──────── SOURCE DATA ────────

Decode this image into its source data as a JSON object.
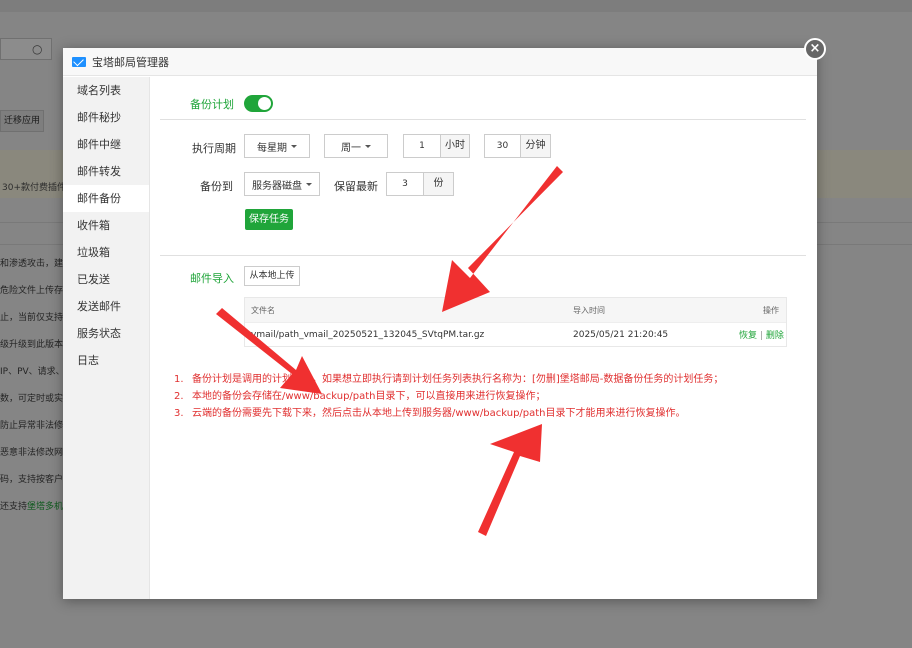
{
  "background": {
    "search_icon": "○",
    "button_label": "迁移应用",
    "banner_text": "30+款付费插件",
    "lines": [
      "和渗透攻击，建议",
      "危险文件上传存备",
      "止，当前仅支持Ap",
      "级升级到此版本，",
      "IP、PV、请求、流",
      "数，可定时或实时",
      "防止异常非法修改",
      "恶意非法修改网页",
      "码，支持按客户日",
      "还支持"
    ],
    "link_text": "堡塔多机备"
  },
  "dialog": {
    "title": "宝塔邮局管理器",
    "close_icon": "×"
  },
  "sidebar": {
    "items": [
      {
        "label": "域名列表"
      },
      {
        "label": "邮件秘抄"
      },
      {
        "label": "邮件中继"
      },
      {
        "label": "邮件转发"
      },
      {
        "label": "邮件备份"
      },
      {
        "label": "收件箱"
      },
      {
        "label": "垃圾箱"
      },
      {
        "label": "已发送"
      },
      {
        "label": "发送邮件"
      },
      {
        "label": "服务状态"
      },
      {
        "label": "日志"
      }
    ],
    "active_index": 4
  },
  "backup_plan": {
    "label": "备份计划",
    "enabled": true,
    "period_label": "执行周期",
    "period_select": "每星期",
    "weekday_select": "周一",
    "hour_value": "1",
    "hour_unit": "小时",
    "minute_value": "30",
    "minute_unit": "分钟",
    "backup_to_label": "备份到",
    "backup_to_select": "服务器磁盘",
    "keep_label": "保留最新",
    "keep_value": "3",
    "keep_unit": "份",
    "save_button": "保存任务"
  },
  "mail_import": {
    "label": "邮件导入",
    "upload_button": "从本地上传",
    "table": {
      "headers": {
        "filename": "文件名",
        "import_time": "导入时间",
        "operation": "操作"
      },
      "rows": [
        {
          "filename": "vmail/path_vmail_20250521_132045_SVtqPM.tar.gz",
          "import_time": "2025/05/21 21:20:45",
          "restore": "恢复",
          "sep": "|",
          "delete": "删除"
        }
      ]
    }
  },
  "tips": [
    {
      "num": "1.",
      "text": "备份计划是调用的计划任务，如果想立即执行请到计划任务列表执行名称为：[勿删]堡塔邮局-数据备份任务的计划任务；"
    },
    {
      "num": "2.",
      "text": "本地的备份会存储在/www/backup/path目录下，可以直接用来进行恢复操作；"
    },
    {
      "num": "3.",
      "text": "云端的备份需要先下载下来，然后点击从本地上传到服务器/www/backup/path目录下才能用来进行恢复操作。"
    }
  ],
  "colors": {
    "accent": "#20a53a",
    "warning_text": "#e03030",
    "arrow": "#f03030"
  }
}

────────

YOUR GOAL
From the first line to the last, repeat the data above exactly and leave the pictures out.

EXPECTED ANSWER
Decode this image into its source data as a JSON object.
{
  "background": {
    "search_icon": "○",
    "button_label": "迁移应用",
    "banner_text": "30+款付费插件",
    "lines": [
      "和渗透攻击，建议",
      "危险文件上传存备",
      "止，当前仅支持Ap",
      "级升级到此版本，",
      "IP、PV、请求、流",
      "数，可定时或实时",
      "防止异常非法修改",
      "恶意非法修改网页",
      "码，支持按客户日",
      "还支持"
    ],
    "link_text": "堡塔多机备"
  },
  "dialog": {
    "title": "宝塔邮局管理器",
    "close_icon": "×"
  },
  "sidebar": {
    "items": [
      {
        "label": "域名列表"
      },
      {
        "label": "邮件秘抄"
      },
      {
        "label": "邮件中继"
      },
      {
        "label": "邮件转发"
      },
      {
        "label": "邮件备份"
      },
      {
        "label": "收件箱"
      },
      {
        "label": "垃圾箱"
      },
      {
        "label": "已发送"
      },
      {
        "label": "发送邮件"
      },
      {
        "label": "服务状态"
      },
      {
        "label": "日志"
      }
    ],
    "active_index": 4
  },
  "backup_plan": {
    "label": "备份计划",
    "enabled": true,
    "period_label": "执行周期",
    "period_select": "每星期",
    "weekday_select": "周一",
    "hour_value": "1",
    "hour_unit": "小时",
    "minute_value": "30",
    "minute_unit": "分钟",
    "backup_to_label": "备份到",
    "backup_to_select": "服务器磁盘",
    "keep_label": "保留最新",
    "keep_value": "3",
    "keep_unit": "份",
    "save_button": "保存任务"
  },
  "mail_import": {
    "label": "邮件导入",
    "upload_button": "从本地上传",
    "table": {
      "headers": {
        "filename": "文件名",
        "import_time": "导入时间",
        "operation": "操作"
      },
      "rows": [
        {
          "filename": "vmail/path_vmail_20250521_132045_SVtqPM.tar.gz",
          "import_time": "2025/05/21 21:20:45",
          "restore": "恢复",
          "sep": "|",
          "delete": "删除"
        }
      ]
    }
  },
  "tips": [
    {
      "num": "1.",
      "text": "备份计划是调用的计划任务，如果想立即执行请到计划任务列表执行名称为：[勿删]堡塔邮局-数据备份任务的计划任务；"
    },
    {
      "num": "2.",
      "text": "本地的备份会存储在/www/backup/path目录下，可以直接用来进行恢复操作；"
    },
    {
      "num": "3.",
      "text": "云端的备份需要先下载下来，然后点击从本地上传到服务器/www/backup/path目录下才能用来进行恢复操作。"
    }
  ],
  "colors": {
    "accent": "#20a53a",
    "warning_text": "#e03030",
    "arrow": "#f03030"
  }
}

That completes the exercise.